Did you know that the “affair” and the country’s obsession about that infamous dress was the first major news story to break on the internet? Try living that down…or, for that matter, being branded as <insert any very negative term for a female>.
Sorry, I won’t put any of them here because
a) there is no equivalent name for a man who does the same thing and
b) I don’t ever think there is a place for name calling
In case you missed it, Ms. Lewinsky made the headlines because of her TED Talk last week entitled The Price of Shame. And everyone, I mean, everyone, needs to watch it.
I am making my son watch it. He was a baby when the scandal reverberated through cyberspace and has probably heard a few of those 40 rap songs. More importantly, he is part of the first generation to grow up pretty much desensitized by the internet. My job as his mother is to try to make sure he leaves the nest understanding this is not the way the world really needs to be…or at least not the way he needs to accept it.
Call me crazy but…if you have sat in judgement of Ms. Lewinsky, I’m not saying you need to forget the mistake she clearly knows she made, but try to forgive her because her message is very clear. We, as a society, must stop the insanity. You know, the right that so many think they have to humiliate and bully people, especially online and sadly, a lot of times, for monetary gain.
This past weekend I volunteered at a local fundraising event for Powerstories Theatre here in Tampa. I cannot say enough great things about this organization and their mission. In a nutshell, it is all about “opening hearts and minds”and giving people a stage to tell their story. And their Girlstories Leadership Theatre, held every summer for middle school aged girls, “serves as the impetus to talk about important issues and to educate girls about achieving their goals and dreams”. They received the National Arts and Humanities Youth Program Award in 2010 and truly hope one day to be a nationwide program.
While they deserved their standing ovation, the fact that these 11, 12 and 13 year old girls have such stories of shame and humiliation to tell in the first place is so sad. And trust me, none of them did anything to deserve it. They are just the victims of insensitive and cruel kids. A program like Girlstories Leadership Theatre, though, can help any girl trying to navigate the very difficult teenage years build confidence and courage.
But we are kidding ourselves if we think the teasing, the name calling, the harassment ends when handed a high school diploma. Some people who actually do the whole public humiliation thing for a living try to claim freedom of speech. Ms. Lewinsky, however, pointed out, “There’s a difference between speaking up with intention versus speaking up for attention“.

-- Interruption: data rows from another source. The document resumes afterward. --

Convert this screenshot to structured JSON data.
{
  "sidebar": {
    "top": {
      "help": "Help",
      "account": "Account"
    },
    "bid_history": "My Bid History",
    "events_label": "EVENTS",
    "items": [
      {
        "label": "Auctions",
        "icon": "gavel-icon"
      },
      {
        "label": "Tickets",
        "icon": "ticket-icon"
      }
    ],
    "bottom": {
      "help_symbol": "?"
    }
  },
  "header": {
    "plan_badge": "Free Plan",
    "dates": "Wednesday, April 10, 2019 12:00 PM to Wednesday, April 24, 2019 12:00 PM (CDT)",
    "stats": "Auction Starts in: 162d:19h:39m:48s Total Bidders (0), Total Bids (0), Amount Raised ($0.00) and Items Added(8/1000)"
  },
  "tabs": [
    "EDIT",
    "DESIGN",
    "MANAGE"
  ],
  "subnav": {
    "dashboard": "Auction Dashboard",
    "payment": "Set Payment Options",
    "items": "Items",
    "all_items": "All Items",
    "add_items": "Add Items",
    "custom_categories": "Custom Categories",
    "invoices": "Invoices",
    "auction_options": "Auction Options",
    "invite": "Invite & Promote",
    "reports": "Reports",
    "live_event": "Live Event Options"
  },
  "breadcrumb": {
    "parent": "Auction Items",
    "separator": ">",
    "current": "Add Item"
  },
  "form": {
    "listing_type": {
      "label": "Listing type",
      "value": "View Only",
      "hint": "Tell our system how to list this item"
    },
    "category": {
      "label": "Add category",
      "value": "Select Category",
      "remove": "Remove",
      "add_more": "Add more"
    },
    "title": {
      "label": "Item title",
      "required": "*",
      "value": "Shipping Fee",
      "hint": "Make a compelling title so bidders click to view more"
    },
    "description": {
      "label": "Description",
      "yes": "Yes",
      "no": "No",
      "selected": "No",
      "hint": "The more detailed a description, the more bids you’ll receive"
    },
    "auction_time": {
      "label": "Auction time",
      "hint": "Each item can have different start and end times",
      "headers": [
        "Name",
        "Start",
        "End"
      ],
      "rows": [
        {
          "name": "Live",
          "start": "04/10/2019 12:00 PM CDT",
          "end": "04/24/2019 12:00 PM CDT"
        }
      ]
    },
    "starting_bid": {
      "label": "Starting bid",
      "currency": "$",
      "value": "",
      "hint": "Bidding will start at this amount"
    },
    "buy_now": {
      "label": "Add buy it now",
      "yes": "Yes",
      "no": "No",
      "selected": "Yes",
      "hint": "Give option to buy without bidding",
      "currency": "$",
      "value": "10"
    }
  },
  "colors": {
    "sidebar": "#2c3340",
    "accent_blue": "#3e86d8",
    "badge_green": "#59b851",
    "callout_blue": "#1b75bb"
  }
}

We all have a story, right? And while we can’t all get the opportunity to tell it as a headline TED Talk, the most important thing is, of course, to just tell it. You may still think what Ms. Lewinsky did was immoral, but humiliating her or anyone else who has seen their name smeared across cyberspace will never be the answer.
Put yourself in her shoes for just one minute and imagine what it has been like for her for the past 17 years. And then imagine what it has been like for her mother who feared her daughter would be “humiliated to death”. No one deserves that…no one.
As Ms. Lewinsky mentioned in her speech, how many more stories like Tyler Clementi, the 19 year old Rutgers student who was ridiculed and ostracized after his roommate released a video online of him engaging in an intimate act with another male do we allow to happen?
Several years ago I went through a very difficult court battle with my ex-husband. We had already been divorced for a few years and what was supposed to be a very simple discussion the previous spring ended up as a full day trial the following winter. I’ve never written or publicly spoken about it before. And I debated for the past few days whether to even make mention of it. But I pride myself on being genuine and authentic and if saying this out loud and across the internet doesn’t make me very real…and vulnerable…I don’t know what will.
I really have no desire to air any “dirty laundry”, but I can tell you waking up and finding your name on the front page of your local newspaper is not something you want to have to explain to your two young children. And when the wire services actually picks up the story and you are getting phone calls from radio station morning DJs from around the country essentially using you for a laugh, I promise you, nothing ever really prepares you for that no matter how much confidence you have or how thick of a skin you have developed. My story certainly wasn’t of the magnitude that Ms. Lewinsky experienced but, trust me, it hurt…a lot.
So if you’ve been humiliated, bullied, ridiculed or ostracized, how do you want your story to end?
I promise mine isn’t ending with being a victim and I hope the same for Ms. Lewinsky. Here’s to her new ending living on the internet forever as one that truly makes a difference.
That’s it for now…#BlackerOut